But how to achieve that independence—and whether pursuing it makes sense in the first place—represents a question of profound uncertainty. As U.S. officials weigh their policy options in that regard, they first need to level-set on the state of the Chinese and global semiconductor industries, and how Beijing has approached its goal of building a domestic chip-making industry. Though it has made major advances, most segments of China’s semiconductor industry remain behind its foreign competitors, and its efforts to catch up face major economic obstacles. How the United States approaches its policy toward that industry will have major ramifications not only for the U.S. relationship with China, but also for the American semiconductor, systems, and internet services industries, which remain deeply intertwined with China.
In 2019, and again in 2020, Facebook removed covert social media influence operations that targeted Libya and were linked to the Russian businessman Yevgeny Prigozhin. The campaigns—the first exposed in October 2019, the second in December 2020—shared several tactics: Both created Facebook pages masquerading as independent media outlets and posted political cartoons. But by December 2020, the operatives linked to Prigozhin had updated their toolkit: This time, one media outlet involved in the operation had an on-the-ground presence, with branded merchandise and a daily podcast.
Between 2018 and 2020, Facebook and Twitter announced that they had taken down 147 influence operations in total, according to our examination of their public announcements of disinformation takedowns during that time period. Facebook describes such operations as “coordinated inauthentic behavior,” and Twitter dubs them “state-backed information operations.” Our investigation of these takedowns revealed that in 2020 disinformation actors stuck with some tried and true strategies, but also evolved in important ways, often in response to social media platform detection strategies. Political actors are increasingly outsourcing their disinformation work to third-party PR and marketing firms and using AI-generated profile pictures. Platforms have changed too, more frequently attributing takedowns to specific actors.
Here are our five takeaways on how online disinformation campaigns and platform responses changed in 2020, and how they didn’t.
A decade ago, the writer Eli Pariser popularized the term “filter bubbles,” which refers to the idea that search and social media algorithms wrap individuals in information bubbles that are tailored to their interests and behaviors rather than ones filtered by traditional gatekeepers like journalists. However, academic research has largely failed to support Pariser’s thesis, suggesting that filter bubbles may not be as pervasive as feared.
Yet in the debate over algorithms’ impacts on society, the focus on filter bubbles may be something of a red herring.

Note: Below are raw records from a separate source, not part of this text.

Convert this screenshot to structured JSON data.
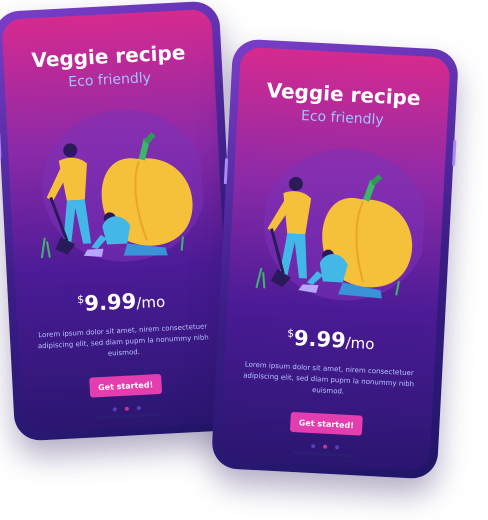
{
  "cards": [
    {
      "title": "Veggie recipe",
      "subtitle": "Eco friendly",
      "price": {
        "currency": "$",
        "amount": "9.99",
        "period": "/mo"
      },
      "description": "Lorem ipsum dolor sit amet, nirem consectetuer adipiscing elit, sed diam pupm la nonummy nibh euismod.",
      "cta_label": "Get started!",
      "dots_count": 3,
      "active_dot": 1
    },
    {
      "title": "Veggie recipe",
      "subtitle": "Eco friendly",
      "price": {
        "currency": "$",
        "amount": "9.99",
        "period": "/mo"
      },
      "description": "Lorem ipsum dolor sit amet, nirem consectetuer adipiscing elit, sed diam pupm la nonummy nibh euismod.",
      "cta_label": "Get started!",
      "dots_count": 3,
      "active_dot": 1
    }
  ],
  "icons": {
    "illustration": "gardening-illustration-icon"
  },
  "colors": {
    "screen_top": "#d62a8f",
    "screen_bottom": "#2a1670",
    "subtitle": "#9fc2ff",
    "description": "#b7c3ff",
    "button": "#e33daf",
    "pepper": "#f6c13a",
    "dot_active": "#c0398f",
    "dot": "#5c3db8"
  }
}
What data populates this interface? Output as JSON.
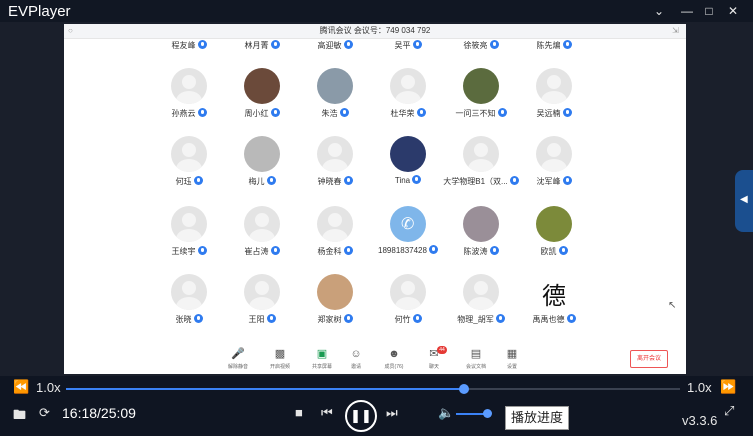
{
  "app": {
    "title": "EVPlayer",
    "version": "v3.3.6"
  },
  "window": {
    "minimize_icon": "minimize-icon",
    "maximize_icon": "maximize-icon",
    "close_icon": "close-icon",
    "chevron_icon": "chevron-down-icon"
  },
  "meeting": {
    "title": "腾讯会议 会议号：749 034 792"
  },
  "participants_top": [
    {
      "name": "程友峰"
    },
    {
      "name": "林月菁"
    },
    {
      "name": "高迎敏"
    },
    {
      "name": "吴平"
    },
    {
      "name": "徐筱亮"
    },
    {
      "name": "陈先煸"
    }
  ],
  "participants": [
    {
      "name": "孙燕云"
    },
    {
      "name": "周小红"
    },
    {
      "name": "朱浩"
    },
    {
      "name": "杜华荣"
    },
    {
      "name": "一问三不知"
    },
    {
      "name": "吴远楠"
    },
    {
      "name": "何珏"
    },
    {
      "name": "梅儿"
    },
    {
      "name": "钟晓春"
    },
    {
      "name": "Tina"
    },
    {
      "name": "大学物理B1（双..."
    },
    {
      "name": "沈军峰"
    },
    {
      "name": "王续宇"
    },
    {
      "name": "崔占涛"
    },
    {
      "name": "杨金科"
    },
    {
      "name": "18981837428"
    },
    {
      "name": "陈波涛"
    },
    {
      "name": "欧凯"
    },
    {
      "name": "张晓"
    },
    {
      "name": "王阳"
    },
    {
      "name": "郑家树"
    },
    {
      "name": "何竹"
    },
    {
      "name": "物理_胡军"
    },
    {
      "name": "禹禹也德"
    }
  ],
  "meeting_toolbar": {
    "items": [
      "解除静音",
      "开启视频",
      "共享屏幕",
      "邀请",
      "成员(76)",
      "聊天",
      "会议文档",
      "设置"
    ],
    "chat_badge": "44",
    "leave": "离开会议"
  },
  "player": {
    "speed_left": "1.0x",
    "speed_right": "1.0x",
    "time": "16:18/25:09",
    "progress": 0.648,
    "volume": 0.9,
    "tooltip": "播放进度"
  },
  "colors": {
    "accent": "#3b82f6",
    "background": "#0f1522",
    "mic": "#2f7bef"
  }
}
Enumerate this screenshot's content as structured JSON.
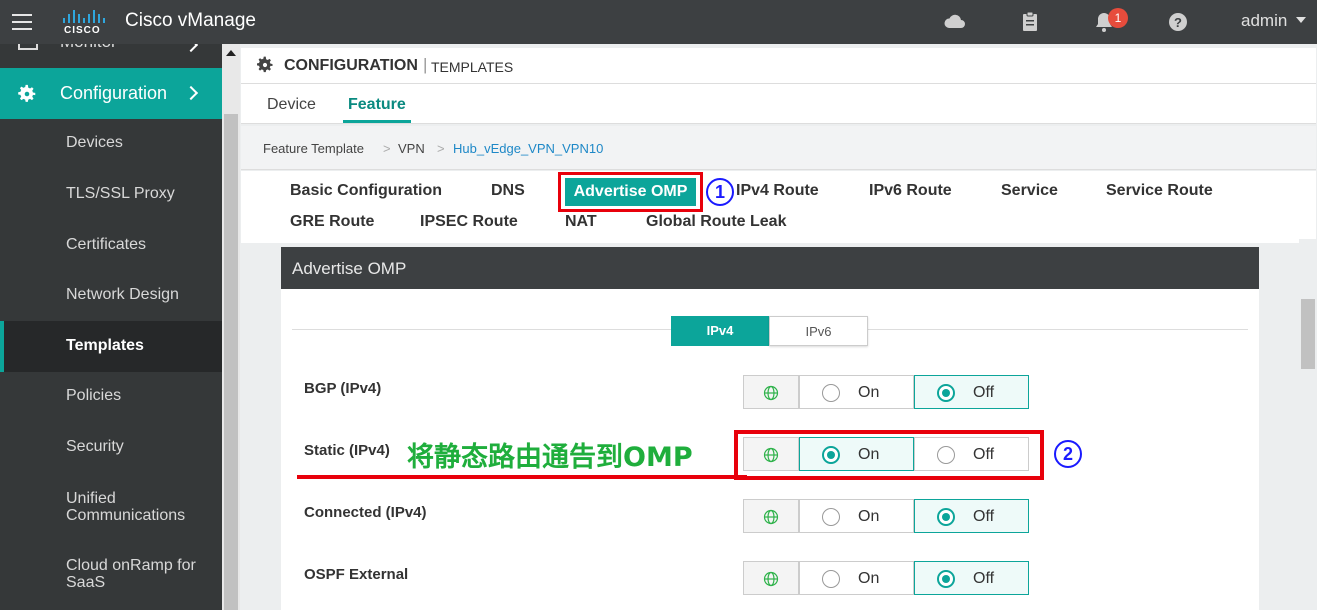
{
  "app": {
    "brand": "Cisco vManage",
    "logo_text": "CISCO",
    "notification_count": "1",
    "user": "admin"
  },
  "sidebar": {
    "monitor_label": "Monitor",
    "config_label": "Configuration",
    "items": [
      {
        "label": "Devices"
      },
      {
        "label": "TLS/SSL Proxy"
      },
      {
        "label": "Certificates"
      },
      {
        "label": "Network Design"
      },
      {
        "label": "Templates"
      },
      {
        "label": "Policies"
      },
      {
        "label": "Security"
      },
      {
        "label": "Unified Communications"
      },
      {
        "label": "Cloud onRamp for SaaS"
      }
    ]
  },
  "header": {
    "title": "CONFIGURATION",
    "separator": "|",
    "subtitle": "TEMPLATES"
  },
  "tabs": [
    {
      "label": "Device"
    },
    {
      "label": "Feature"
    }
  ],
  "breadcrumb": {
    "items": [
      "Feature Template",
      "VPN",
      "Hub_vEdge_VPN_VPN10"
    ],
    "separator": ">"
  },
  "section_tabs": {
    "row1": [
      "Basic Configuration",
      "DNS",
      "Advertise OMP",
      "IPv4 Route",
      "IPv6 Route",
      "Service",
      "Service Route"
    ],
    "row2": [
      "GRE Route",
      "IPSEC Route",
      "NAT",
      "Global Route Leak"
    ]
  },
  "annotations": {
    "marker1": "1",
    "marker2": "2",
    "note": "将静态路由通告到OMP"
  },
  "panel": {
    "title": "Advertise OMP",
    "ip_toggle": [
      "IPv4",
      "IPv6"
    ],
    "rows": [
      {
        "label": "BGP (IPv4)",
        "on": "On",
        "off": "Off"
      },
      {
        "label": "Static (IPv4)",
        "on": "On",
        "off": "Off"
      },
      {
        "label": "Connected (IPv4)",
        "on": "On",
        "off": "Off"
      },
      {
        "label": "OSPF External",
        "on": "On",
        "off": "Off"
      }
    ]
  },
  "colors": {
    "accent": "#0ca59a",
    "topbar": "#3d4042",
    "sidebar": "#353839",
    "annotation_red": "#e8000b",
    "annotation_green": "#1fae3c",
    "annotation_blue": "#1a1aff"
  },
  "icons": [
    "hamburger-icon",
    "cisco-logo",
    "cloud-icon",
    "clipboard-icon",
    "bell-icon",
    "help-icon",
    "caret-down-icon",
    "monitor-icon",
    "gear-icon",
    "chevron-right-icon",
    "globe-icon"
  ]
}
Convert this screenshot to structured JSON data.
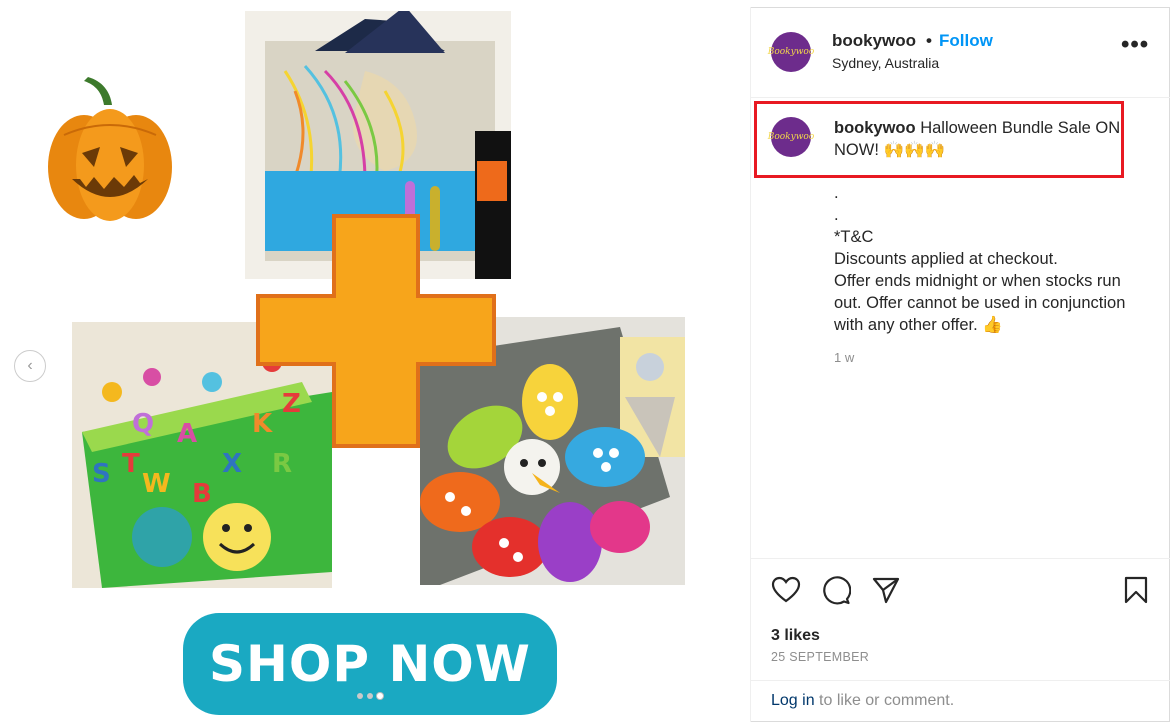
{
  "post": {
    "username": "bookywoo",
    "separator": "•",
    "follow_label": "Follow",
    "location": "Sydney, Australia",
    "more_label": "•••",
    "avatar_text": "Bookywoo"
  },
  "caption": {
    "username": "bookywoo",
    "text": "Halloween Bundle Sale ON NOW! 🙌🙌🙌",
    "lines": [
      ".",
      ".",
      "*T&C",
      "Discounts applied at checkout.",
      "Offer ends midnight or when stocks run out. Offer cannot be used in conjunction with any other offer. 👍"
    ],
    "time": "1 w"
  },
  "actions": {
    "likes": "3 likes",
    "date": "25 SEPTEMBER",
    "login_link": "Log in",
    "login_rest": " to like or comment."
  },
  "media": {
    "shop_now": "SHOP NOW",
    "prev_arrow": "‹",
    "slide_count": 3,
    "active_slide": 3,
    "tile_letters": [
      "S",
      "T",
      "W",
      "A",
      "B",
      "X",
      "K",
      "R",
      "Q",
      "Z"
    ]
  },
  "colors": {
    "follow": "#0095f6",
    "highlight": "#e81922",
    "shop_button": "#1aa9c2",
    "plus": "#f5a31a",
    "avatar": "#6d2c8c"
  }
}
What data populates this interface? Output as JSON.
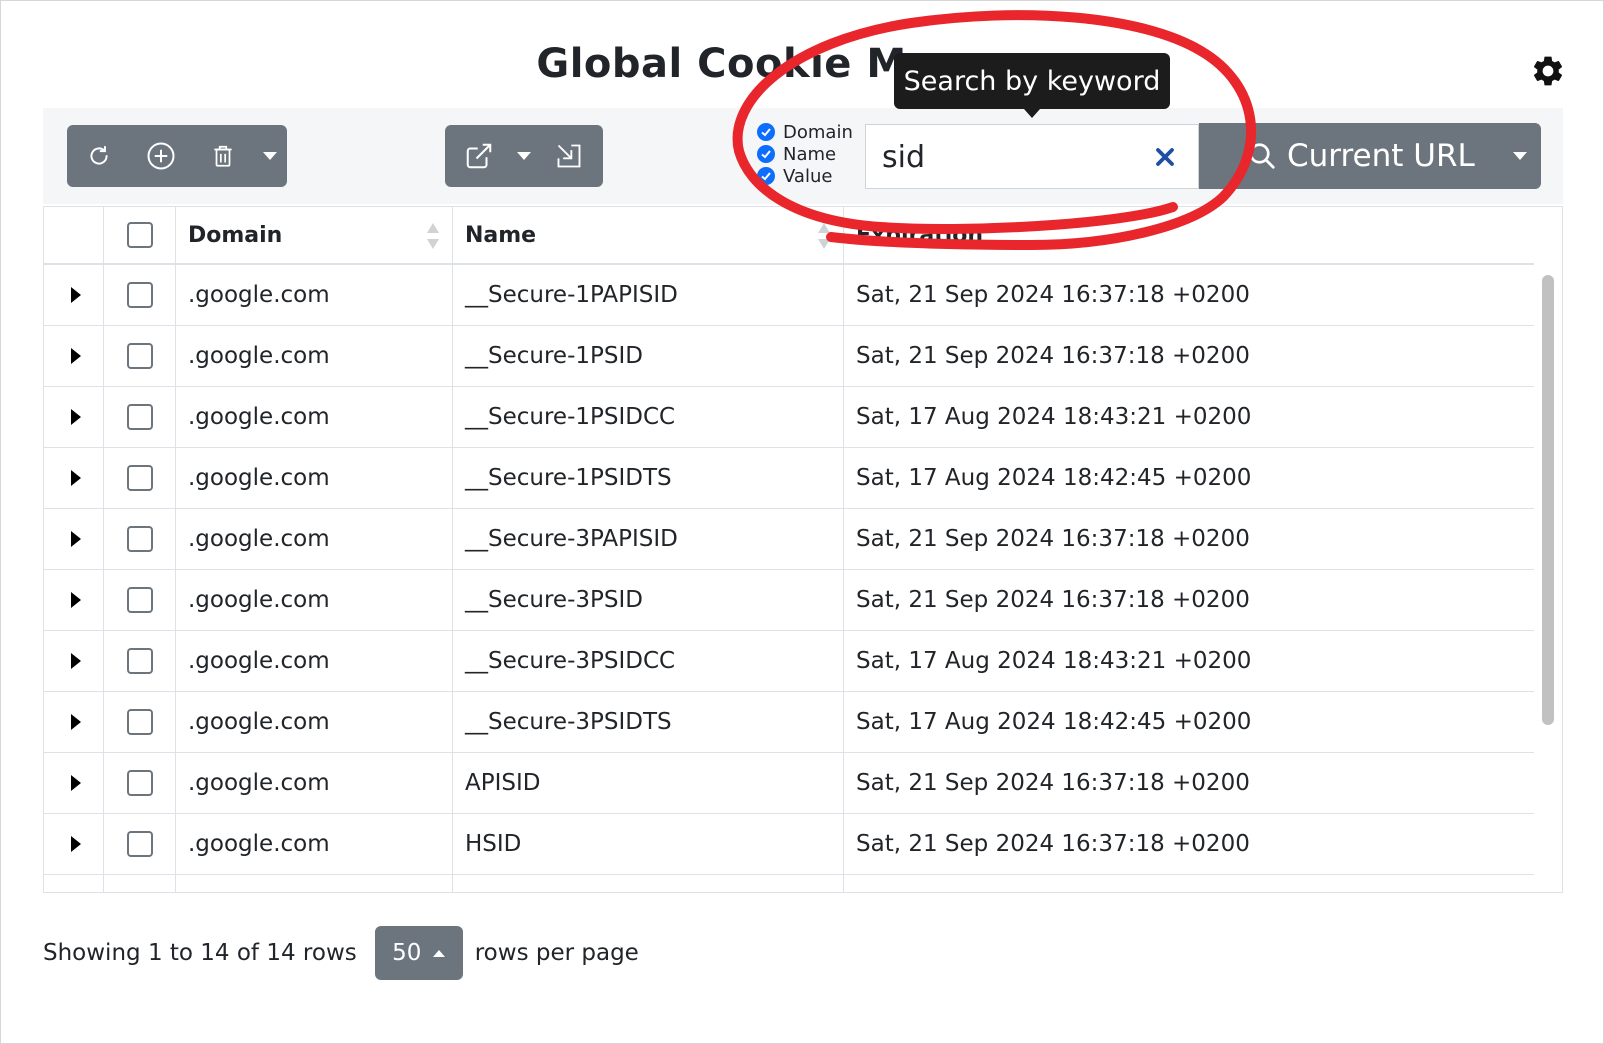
{
  "app": {
    "title": "Global Cookie Manager"
  },
  "icons": {
    "settings": "gear-icon",
    "refresh": "refresh-icon",
    "add": "plus-circle-icon",
    "delete": "trash-icon",
    "export": "external-link-icon",
    "import": "import-icon",
    "search": "search-icon",
    "clear": "close-icon"
  },
  "search": {
    "filters": [
      {
        "label": "Domain",
        "checked": true
      },
      {
        "label": "Name",
        "checked": true
      },
      {
        "label": "Value",
        "checked": true
      }
    ],
    "value": "sid",
    "tooltip": "Search by keyword",
    "scope_label": "Current URL"
  },
  "table": {
    "columns": [
      "Domain",
      "Name",
      "Expiration"
    ],
    "rows": [
      {
        "domain": ".google.com",
        "name": "__Secure-1PAPISID",
        "expiration": "Sat, 21 Sep 2024 16:37:18 +0200"
      },
      {
        "domain": ".google.com",
        "name": "__Secure-1PSID",
        "expiration": "Sat, 21 Sep 2024 16:37:18 +0200"
      },
      {
        "domain": ".google.com",
        "name": "__Secure-1PSIDCC",
        "expiration": "Sat, 17 Aug 2024 18:43:21 +0200"
      },
      {
        "domain": ".google.com",
        "name": "__Secure-1PSIDTS",
        "expiration": "Sat, 17 Aug 2024 18:42:45 +0200"
      },
      {
        "domain": ".google.com",
        "name": "__Secure-3PAPISID",
        "expiration": "Sat, 21 Sep 2024 16:37:18 +0200"
      },
      {
        "domain": ".google.com",
        "name": "__Secure-3PSID",
        "expiration": "Sat, 21 Sep 2024 16:37:18 +0200"
      },
      {
        "domain": ".google.com",
        "name": "__Secure-3PSIDCC",
        "expiration": "Sat, 17 Aug 2024 18:43:21 +0200"
      },
      {
        "domain": ".google.com",
        "name": "__Secure-3PSIDTS",
        "expiration": "Sat, 17 Aug 2024 18:42:45 +0200"
      },
      {
        "domain": ".google.com",
        "name": "APISID",
        "expiration": "Sat, 21 Sep 2024 16:37:18 +0200"
      },
      {
        "domain": ".google.com",
        "name": "HSID",
        "expiration": "Sat, 21 Sep 2024 16:37:18 +0200"
      }
    ]
  },
  "footer": {
    "showing": "Showing 1 to 14 of 14 rows",
    "page_size": "50",
    "per_page": "rows per page"
  },
  "colors": {
    "button": "#6c757d",
    "accent": "#0d6efd",
    "annotation": "#e8262b",
    "tooltip": "#1c1c1c"
  }
}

While personalized filter bubbles might not be the most important problem, we show in our research that even general recommendation algorithms remain highly problematic. Even when they are not personalized, recommendation algorithms can still learn to promote radical and extremist content.